### Entries from a dataset of interfaces
*** Begin section ***
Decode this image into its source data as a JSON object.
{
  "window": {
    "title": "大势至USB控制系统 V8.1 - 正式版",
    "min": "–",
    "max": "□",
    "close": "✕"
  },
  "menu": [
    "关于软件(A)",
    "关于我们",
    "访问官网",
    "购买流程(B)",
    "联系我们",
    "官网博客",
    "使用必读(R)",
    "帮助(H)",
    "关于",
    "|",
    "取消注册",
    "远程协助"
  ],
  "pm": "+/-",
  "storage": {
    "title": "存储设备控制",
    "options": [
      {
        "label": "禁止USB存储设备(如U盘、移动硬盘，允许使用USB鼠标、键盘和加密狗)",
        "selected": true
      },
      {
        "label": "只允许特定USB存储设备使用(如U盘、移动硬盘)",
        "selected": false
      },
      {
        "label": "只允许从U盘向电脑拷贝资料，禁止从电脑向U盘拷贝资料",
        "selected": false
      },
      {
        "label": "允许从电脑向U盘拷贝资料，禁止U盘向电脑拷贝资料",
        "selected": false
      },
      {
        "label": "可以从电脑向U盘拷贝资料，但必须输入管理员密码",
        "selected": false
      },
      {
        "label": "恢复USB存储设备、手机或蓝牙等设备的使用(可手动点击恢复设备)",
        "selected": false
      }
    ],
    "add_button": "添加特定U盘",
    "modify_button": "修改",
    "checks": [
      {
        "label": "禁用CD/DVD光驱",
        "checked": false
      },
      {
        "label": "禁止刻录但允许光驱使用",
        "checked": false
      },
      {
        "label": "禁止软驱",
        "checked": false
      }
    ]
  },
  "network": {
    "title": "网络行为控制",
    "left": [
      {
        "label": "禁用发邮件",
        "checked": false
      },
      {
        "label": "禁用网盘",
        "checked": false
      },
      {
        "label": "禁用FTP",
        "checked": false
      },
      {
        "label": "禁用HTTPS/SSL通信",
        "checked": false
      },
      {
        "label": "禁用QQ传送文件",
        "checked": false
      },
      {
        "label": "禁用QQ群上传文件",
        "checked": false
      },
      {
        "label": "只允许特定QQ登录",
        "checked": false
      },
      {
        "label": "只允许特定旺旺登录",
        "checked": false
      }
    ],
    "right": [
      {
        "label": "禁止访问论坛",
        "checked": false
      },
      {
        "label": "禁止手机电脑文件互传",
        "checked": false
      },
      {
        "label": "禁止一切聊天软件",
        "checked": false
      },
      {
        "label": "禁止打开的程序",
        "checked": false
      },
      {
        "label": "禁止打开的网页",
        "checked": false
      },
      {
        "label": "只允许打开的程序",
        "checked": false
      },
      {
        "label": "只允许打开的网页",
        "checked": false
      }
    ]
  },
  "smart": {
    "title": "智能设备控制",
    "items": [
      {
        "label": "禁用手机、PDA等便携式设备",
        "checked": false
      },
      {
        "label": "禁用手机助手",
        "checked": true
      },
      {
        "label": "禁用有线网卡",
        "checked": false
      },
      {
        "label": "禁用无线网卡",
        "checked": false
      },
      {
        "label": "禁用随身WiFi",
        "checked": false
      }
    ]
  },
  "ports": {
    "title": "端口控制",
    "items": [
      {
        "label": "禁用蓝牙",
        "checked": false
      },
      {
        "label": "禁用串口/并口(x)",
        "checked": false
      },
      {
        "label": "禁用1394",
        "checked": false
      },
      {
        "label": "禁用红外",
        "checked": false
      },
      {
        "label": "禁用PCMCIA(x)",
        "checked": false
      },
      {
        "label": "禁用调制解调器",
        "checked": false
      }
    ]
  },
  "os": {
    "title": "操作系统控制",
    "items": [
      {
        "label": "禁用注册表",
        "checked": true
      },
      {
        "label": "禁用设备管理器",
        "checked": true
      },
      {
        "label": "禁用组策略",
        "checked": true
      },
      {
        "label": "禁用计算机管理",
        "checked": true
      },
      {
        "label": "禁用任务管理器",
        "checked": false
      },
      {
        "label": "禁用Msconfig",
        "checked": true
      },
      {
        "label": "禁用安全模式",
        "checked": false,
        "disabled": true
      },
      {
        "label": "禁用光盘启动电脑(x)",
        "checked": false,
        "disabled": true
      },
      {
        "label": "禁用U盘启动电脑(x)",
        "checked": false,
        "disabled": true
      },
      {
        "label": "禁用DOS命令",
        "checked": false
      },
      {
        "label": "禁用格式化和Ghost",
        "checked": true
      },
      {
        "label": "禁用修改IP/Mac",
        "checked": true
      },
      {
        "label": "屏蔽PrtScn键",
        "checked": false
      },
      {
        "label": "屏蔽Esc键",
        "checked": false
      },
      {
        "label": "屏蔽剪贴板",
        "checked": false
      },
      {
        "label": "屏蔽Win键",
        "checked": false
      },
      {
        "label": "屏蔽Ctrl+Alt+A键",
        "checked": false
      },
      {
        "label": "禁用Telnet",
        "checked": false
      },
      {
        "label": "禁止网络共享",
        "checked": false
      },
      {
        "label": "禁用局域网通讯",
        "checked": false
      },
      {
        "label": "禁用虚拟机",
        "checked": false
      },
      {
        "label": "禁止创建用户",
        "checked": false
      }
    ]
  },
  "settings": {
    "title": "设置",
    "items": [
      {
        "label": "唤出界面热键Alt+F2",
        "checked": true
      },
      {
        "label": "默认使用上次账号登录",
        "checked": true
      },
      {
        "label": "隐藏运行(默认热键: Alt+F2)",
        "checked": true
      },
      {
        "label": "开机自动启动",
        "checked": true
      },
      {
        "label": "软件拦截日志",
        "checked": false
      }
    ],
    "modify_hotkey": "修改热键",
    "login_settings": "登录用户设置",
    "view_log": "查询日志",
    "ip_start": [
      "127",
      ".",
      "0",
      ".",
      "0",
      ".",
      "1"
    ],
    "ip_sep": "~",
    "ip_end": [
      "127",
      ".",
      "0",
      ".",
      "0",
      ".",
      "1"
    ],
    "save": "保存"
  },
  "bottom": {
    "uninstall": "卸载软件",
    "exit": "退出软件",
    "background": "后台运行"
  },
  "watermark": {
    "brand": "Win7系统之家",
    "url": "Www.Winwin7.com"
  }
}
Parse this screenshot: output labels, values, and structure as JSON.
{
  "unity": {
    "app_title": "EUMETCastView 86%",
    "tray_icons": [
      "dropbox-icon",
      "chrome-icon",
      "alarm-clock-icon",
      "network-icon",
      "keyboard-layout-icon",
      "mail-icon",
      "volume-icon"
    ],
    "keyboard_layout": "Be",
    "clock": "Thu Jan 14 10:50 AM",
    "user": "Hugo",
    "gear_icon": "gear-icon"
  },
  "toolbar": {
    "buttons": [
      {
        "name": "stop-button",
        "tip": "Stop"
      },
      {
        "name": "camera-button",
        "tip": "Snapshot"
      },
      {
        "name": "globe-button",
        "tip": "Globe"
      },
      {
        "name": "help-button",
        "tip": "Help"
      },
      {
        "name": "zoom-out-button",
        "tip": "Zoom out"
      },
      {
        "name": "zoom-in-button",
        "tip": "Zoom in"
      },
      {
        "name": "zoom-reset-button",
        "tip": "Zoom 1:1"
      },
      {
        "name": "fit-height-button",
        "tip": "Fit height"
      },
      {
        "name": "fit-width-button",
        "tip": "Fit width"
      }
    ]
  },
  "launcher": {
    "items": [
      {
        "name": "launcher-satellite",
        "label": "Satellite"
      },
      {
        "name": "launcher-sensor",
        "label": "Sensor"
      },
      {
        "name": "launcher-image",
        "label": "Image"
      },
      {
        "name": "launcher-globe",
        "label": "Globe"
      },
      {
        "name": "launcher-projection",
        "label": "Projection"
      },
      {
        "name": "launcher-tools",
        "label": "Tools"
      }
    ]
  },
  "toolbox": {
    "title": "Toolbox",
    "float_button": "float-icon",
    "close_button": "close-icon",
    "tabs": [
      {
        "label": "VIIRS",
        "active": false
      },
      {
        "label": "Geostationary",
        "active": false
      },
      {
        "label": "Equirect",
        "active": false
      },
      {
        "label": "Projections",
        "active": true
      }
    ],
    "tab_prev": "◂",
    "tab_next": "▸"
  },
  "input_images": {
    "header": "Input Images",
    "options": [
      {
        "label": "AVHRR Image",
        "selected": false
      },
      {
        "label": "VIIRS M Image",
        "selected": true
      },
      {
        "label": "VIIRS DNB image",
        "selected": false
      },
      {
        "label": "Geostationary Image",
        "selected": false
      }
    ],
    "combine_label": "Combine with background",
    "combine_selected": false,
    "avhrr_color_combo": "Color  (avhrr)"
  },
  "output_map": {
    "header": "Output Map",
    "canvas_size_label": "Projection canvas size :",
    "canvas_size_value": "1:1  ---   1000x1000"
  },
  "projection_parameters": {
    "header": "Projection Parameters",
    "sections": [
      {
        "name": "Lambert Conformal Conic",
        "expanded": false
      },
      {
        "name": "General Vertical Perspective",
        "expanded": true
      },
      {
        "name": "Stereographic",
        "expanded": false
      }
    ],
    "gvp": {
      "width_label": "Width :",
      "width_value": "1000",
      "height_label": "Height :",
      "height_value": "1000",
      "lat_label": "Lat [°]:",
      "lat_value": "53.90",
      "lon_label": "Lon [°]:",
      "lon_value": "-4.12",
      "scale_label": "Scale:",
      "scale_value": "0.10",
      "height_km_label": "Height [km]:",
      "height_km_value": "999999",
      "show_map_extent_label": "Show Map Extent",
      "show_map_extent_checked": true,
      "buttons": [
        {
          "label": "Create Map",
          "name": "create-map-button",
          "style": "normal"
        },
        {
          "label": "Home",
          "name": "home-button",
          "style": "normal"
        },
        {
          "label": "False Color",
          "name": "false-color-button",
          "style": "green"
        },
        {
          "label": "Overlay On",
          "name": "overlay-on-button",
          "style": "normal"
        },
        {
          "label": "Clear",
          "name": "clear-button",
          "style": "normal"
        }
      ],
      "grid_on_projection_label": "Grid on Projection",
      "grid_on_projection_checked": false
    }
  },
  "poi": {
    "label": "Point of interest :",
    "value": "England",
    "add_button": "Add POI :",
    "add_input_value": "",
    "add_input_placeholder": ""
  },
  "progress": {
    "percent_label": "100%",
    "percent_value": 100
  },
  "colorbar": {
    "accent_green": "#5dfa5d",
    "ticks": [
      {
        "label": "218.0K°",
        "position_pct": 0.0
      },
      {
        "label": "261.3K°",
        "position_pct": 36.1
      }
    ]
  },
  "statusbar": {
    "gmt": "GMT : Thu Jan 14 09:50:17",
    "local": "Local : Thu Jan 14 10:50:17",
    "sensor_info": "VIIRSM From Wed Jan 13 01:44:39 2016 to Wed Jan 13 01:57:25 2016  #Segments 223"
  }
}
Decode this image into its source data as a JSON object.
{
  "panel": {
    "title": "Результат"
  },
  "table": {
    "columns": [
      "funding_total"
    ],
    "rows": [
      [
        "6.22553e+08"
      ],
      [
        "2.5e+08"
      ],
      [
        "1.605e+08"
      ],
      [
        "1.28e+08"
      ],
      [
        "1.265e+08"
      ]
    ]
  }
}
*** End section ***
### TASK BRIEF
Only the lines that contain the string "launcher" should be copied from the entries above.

### ANSWER TO THIS EXERCISE
  "launcher": {
        "name": "launcher-satellite",
        "name": "launcher-sensor",
        "name": "launcher-image",
        "name": "launcher-globe",
        "name": "launcher-projection",
        "name": "launcher-tools",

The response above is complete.